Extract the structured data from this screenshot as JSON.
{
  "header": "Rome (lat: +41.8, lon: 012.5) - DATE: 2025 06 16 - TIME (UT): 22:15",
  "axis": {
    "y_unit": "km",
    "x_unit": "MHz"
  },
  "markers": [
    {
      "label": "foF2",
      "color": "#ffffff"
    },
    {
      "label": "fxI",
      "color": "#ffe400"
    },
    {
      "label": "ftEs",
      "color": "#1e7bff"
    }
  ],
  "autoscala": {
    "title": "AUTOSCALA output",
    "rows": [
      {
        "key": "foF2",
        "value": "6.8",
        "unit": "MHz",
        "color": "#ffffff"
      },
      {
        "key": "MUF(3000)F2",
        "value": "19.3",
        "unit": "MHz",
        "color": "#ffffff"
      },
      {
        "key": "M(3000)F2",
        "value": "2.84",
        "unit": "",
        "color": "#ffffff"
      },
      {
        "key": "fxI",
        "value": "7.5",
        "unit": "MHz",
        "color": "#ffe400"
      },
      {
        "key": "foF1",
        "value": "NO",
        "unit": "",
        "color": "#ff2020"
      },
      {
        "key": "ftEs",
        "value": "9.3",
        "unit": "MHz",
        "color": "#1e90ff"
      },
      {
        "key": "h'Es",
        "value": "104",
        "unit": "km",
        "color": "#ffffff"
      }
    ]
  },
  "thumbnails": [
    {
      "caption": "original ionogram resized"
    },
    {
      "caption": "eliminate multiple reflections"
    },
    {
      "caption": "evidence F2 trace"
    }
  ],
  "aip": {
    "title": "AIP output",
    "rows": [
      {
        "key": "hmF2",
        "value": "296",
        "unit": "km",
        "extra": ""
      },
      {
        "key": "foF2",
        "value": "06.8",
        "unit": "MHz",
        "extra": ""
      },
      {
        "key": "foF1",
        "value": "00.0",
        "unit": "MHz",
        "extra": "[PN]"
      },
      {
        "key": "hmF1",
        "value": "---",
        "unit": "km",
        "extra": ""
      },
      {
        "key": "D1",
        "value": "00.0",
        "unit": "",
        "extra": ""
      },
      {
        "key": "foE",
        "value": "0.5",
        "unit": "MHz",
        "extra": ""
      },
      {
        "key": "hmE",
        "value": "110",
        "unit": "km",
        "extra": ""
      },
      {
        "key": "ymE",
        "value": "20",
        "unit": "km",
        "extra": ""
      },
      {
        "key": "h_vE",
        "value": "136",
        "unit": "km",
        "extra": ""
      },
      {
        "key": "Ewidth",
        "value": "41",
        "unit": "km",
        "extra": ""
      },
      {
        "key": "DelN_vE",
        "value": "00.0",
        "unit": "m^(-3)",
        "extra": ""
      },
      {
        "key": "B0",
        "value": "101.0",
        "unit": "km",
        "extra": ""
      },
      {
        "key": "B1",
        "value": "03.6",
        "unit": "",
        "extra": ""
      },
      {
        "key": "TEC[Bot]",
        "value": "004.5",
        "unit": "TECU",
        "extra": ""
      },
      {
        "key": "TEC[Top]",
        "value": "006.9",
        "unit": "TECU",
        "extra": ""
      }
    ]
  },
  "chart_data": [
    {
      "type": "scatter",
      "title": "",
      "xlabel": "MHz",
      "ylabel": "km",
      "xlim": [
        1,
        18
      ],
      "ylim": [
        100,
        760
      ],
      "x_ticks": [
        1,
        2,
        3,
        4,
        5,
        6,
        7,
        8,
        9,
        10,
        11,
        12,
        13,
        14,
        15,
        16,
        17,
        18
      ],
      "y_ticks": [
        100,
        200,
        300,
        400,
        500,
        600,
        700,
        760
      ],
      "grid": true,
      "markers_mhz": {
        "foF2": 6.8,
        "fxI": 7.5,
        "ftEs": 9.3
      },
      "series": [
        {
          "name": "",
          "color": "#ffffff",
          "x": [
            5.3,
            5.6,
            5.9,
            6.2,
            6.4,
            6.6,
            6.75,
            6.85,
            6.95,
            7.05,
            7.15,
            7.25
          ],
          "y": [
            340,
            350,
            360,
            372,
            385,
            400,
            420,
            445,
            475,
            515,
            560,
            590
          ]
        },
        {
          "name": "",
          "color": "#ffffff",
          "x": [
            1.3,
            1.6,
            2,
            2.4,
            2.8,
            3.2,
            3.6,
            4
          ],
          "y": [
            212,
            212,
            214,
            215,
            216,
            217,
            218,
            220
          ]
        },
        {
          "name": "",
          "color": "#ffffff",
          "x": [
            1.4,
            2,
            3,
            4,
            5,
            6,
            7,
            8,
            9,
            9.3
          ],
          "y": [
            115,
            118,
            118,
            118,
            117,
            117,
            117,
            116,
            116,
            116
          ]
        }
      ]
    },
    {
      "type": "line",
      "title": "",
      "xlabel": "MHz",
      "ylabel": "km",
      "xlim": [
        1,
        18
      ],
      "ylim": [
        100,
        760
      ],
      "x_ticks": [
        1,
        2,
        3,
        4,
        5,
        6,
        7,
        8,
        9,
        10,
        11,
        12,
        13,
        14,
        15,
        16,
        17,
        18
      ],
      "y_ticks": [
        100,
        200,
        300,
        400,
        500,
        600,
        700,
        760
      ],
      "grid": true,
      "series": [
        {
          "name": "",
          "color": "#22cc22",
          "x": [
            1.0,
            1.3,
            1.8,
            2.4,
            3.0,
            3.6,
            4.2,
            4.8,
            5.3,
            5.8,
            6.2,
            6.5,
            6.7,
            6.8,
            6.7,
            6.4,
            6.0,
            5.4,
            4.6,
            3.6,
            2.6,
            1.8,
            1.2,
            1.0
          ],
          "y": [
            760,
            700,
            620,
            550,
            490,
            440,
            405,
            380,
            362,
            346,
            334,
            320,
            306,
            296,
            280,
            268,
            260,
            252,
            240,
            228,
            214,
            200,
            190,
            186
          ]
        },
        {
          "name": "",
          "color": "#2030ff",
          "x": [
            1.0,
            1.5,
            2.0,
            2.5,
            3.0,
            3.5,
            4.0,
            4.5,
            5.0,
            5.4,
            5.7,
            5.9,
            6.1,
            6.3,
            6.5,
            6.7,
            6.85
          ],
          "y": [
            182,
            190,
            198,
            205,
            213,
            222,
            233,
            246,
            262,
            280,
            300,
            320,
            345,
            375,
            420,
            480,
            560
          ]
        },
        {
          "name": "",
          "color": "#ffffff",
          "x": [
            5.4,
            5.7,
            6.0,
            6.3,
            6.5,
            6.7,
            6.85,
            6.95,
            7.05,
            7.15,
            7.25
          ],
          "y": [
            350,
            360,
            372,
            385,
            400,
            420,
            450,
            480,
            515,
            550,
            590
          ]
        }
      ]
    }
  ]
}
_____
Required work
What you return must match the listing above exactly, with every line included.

Your solution
Extract the structured data from this screenshot as JSON.
{
  "header": "Rome (lat: +41.8, lon: 012.5) - DATE: 2025 06 16 - TIME (UT): 22:15",
  "axis": {
    "y_unit": "km",
    "x_unit": "MHz"
  },
  "markers": [
    {
      "label": "foF2",
      "color": "#ffffff"
    },
    {
      "label": "fxI",
      "color": "#ffe400"
    },
    {
      "label": "ftEs",
      "color": "#1e7bff"
    }
  ],
  "autoscala": {
    "title": "AUTOSCALA output",
    "rows": [
      {
        "key": "foF2",
        "value": "6.8",
        "unit": "MHz",
        "color": "#ffffff"
      },
      {
        "key": "MUF(3000)F2",
        "value": "19.3",
        "unit": "MHz",
        "color": "#ffffff"
      },
      {
        "key": "M(3000)F2",
        "value": "2.84",
        "unit": "",
        "color": "#ffffff"
      },
      {
        "key": "fxI",
        "value": "7.5",
        "unit": "MHz",
        "color": "#ffe400"
      },
      {
        "key": "foF1",
        "value": "NO",
        "unit": "",
        "color": "#ff2020"
      },
      {
        "key": "ftEs",
        "value": "9.3",
        "unit": "MHz",
        "color": "#1e90ff"
      },
      {
        "key": "h'Es",
        "value": "104",
        "unit": "km",
        "color": "#ffffff"
      }
    ]
  },
  "thumbnails": [
    {
      "caption": "original ionogram resized"
    },
    {
      "caption": "eliminate multiple reflections"
    },
    {
      "caption": "evidence F2 trace"
    }
  ],
  "aip": {
    "title": "AIP output",
    "rows": [
      {
        "key": "hmF2",
        "value": "296",
        "unit": "km",
        "extra": ""
      },
      {
        "key": "foF2",
        "value": "06.8",
        "unit": "MHz",
        "extra": ""
      },
      {
        "key": "foF1",
        "value": "00.0",
        "unit": "MHz",
        "extra": "[PN]"
      },
      {
        "key": "hmF1",
        "value": "---",
        "unit": "km",
        "extra": ""
      },
      {
        "key": "D1",
        "value": "00.0",
        "unit": "",
        "extra": ""
      },
      {
        "key": "foE",
        "value": "0.5",
        "unit": "MHz",
        "extra": ""
      },
      {
        "key": "hmE",
        "value": "110",
        "unit": "km",
        "extra": ""
      },
      {
        "key": "ymE",
        "value": "20",
        "unit": "km",
        "extra": ""
      },
      {
        "key": "h_vE",
        "value": "136",
        "unit": "km",
        "extra": ""
      },
      {
        "key": "Ewidth",
        "value": "41",
        "unit": "km",
        "extra": ""
      },
      {
        "key": "DelN_vE",
        "value": "00.0",
        "unit": "m^(-3)",
        "extra": ""
      },
      {
        "key": "B0",
        "value": "101.0",
        "unit": "km",
        "extra": ""
      },
      {
        "key": "B1",
        "value": "03.6",
        "unit": "",
        "extra": ""
      },
      {
        "key": "TEC[Bot]",
        "value": "004.5",
        "unit": "TECU",
        "extra": ""
      },
      {
        "key": "TEC[Top]",
        "value": "006.9",
        "unit": "TECU",
        "extra": ""
      }
    ]
  },
  "chart_data": [
    {
      "type": "scatter",
      "title": "",
      "xlabel": "MHz",
      "ylabel": "km",
      "xlim": [
        1,
        18
      ],
      "ylim": [
        100,
        760
      ],
      "x_ticks": [
        1,
        2,
        3,
        4,
        5,
        6,
        7,
        8,
        9,
        10,
        11,
        12,
        13,
        14,
        15,
        16,
        17,
        18
      ],
      "y_ticks": [
        100,
        200,
        300,
        400,
        500,
        600,
        700,
        760
      ],
      "grid": true,
      "markers_mhz": {
        "foF2": 6.8,
        "fxI": 7.5,
        "ftEs": 9.3
      },
      "series": [
        {
          "name": "",
          "color": "#ffffff",
          "x": [
            5.3,
            5.6,
            5.9,
            6.2,
            6.4,
            6.6,
            6.75,
            6.85,
            6.95,
            7.05,
            7.15,
            7.25
          ],
          "y": [
            340,
            350,
            360,
            372,
            385,
            400,
            420,
            445,
            475,
            515,
            560,
            590
          ]
        },
        {
          "name": "",
          "color": "#ffffff",
          "x": [
            1.3,
            1.6,
            2,
            2.4,
            2.8,
            3.2,
            3.6,
            4
          ],
          "y": [
            212,
            212,
            214,
            215,
            216,
            217,
            218,
            220
          ]
        },
        {
          "name": "",
          "color": "#ffffff",
          "x": [
            1.4,
            2,
            3,
            4,
            5,
            6,
            7,
            8,
            9,
            9.3
          ],
          "y": [
            115,
            118,
            118,
            118,
            117,
            117,
            117,
            116,
            116,
            116
          ]
        }
      ]
    },
    {
      "type": "line",
      "title": "",
      "xlabel": "MHz",
      "ylabel": "km",
      "xlim": [
        1,
        18
      ],
      "ylim": [
        100,
        760
      ],
      "x_ticks": [
        1,
        2,
        3,
        4,
        5,
        6,
        7,
        8,
        9,
        10,
        11,
        12,
        13,
        14,
        15,
        16,
        17,
        18
      ],
      "y_ticks": [
        100,
        200,
        300,
        400,
        500,
        600,
        700,
        760
      ],
      "grid": true,
      "series": [
        {
          "name": "",
          "color": "#22cc22",
          "x": [
            1.0,
            1.3,
            1.8,
            2.4,
            3.0,
            3.6,
            4.2,
            4.8,
            5.3,
            5.8,
            6.2,
            6.5,
            6.7,
            6.8,
            6.7,
            6.4,
            6.0,
            5.4,
            4.6,
            3.6,
            2.6,
            1.8,
            1.2,
            1.0
          ],
          "y": [
            760,
            700,
            620,
            550,
            490,
            440,
            405,
            380,
            362,
            346,
            334,
            320,
            306,
            296,
            280,
            268,
            260,
            252,
            240,
            228,
            214,
            200,
            190,
            186
          ]
        },
        {
          "name": "",
          "color": "#2030ff",
          "x": [
            1.0,
            1.5,
            2.0,
            2.5,
            3.0,
            3.5,
            4.0,
            4.5,
            5.0,
            5.4,
            5.7,
            5.9,
            6.1,
            6.3,
            6.5,
            6.7,
            6.85
          ],
          "y": [
            182,
            190,
            198,
            205,
            213,
            222,
            233,
            246,
            262,
            280,
            300,
            320,
            345,
            375,
            420,
            480,
            560
          ]
        },
        {
          "name": "",
          "color": "#ffffff",
          "x": [
            5.4,
            5.7,
            6.0,
            6.3,
            6.5,
            6.7,
            6.85,
            6.95,
            7.05,
            7.15,
            7.25
          ],
          "y": [
            350,
            360,
            372,
            385,
            400,
            420,
            450,
            480,
            515,
            550,
            590
          ]
        }
      ]
    }
  ]
}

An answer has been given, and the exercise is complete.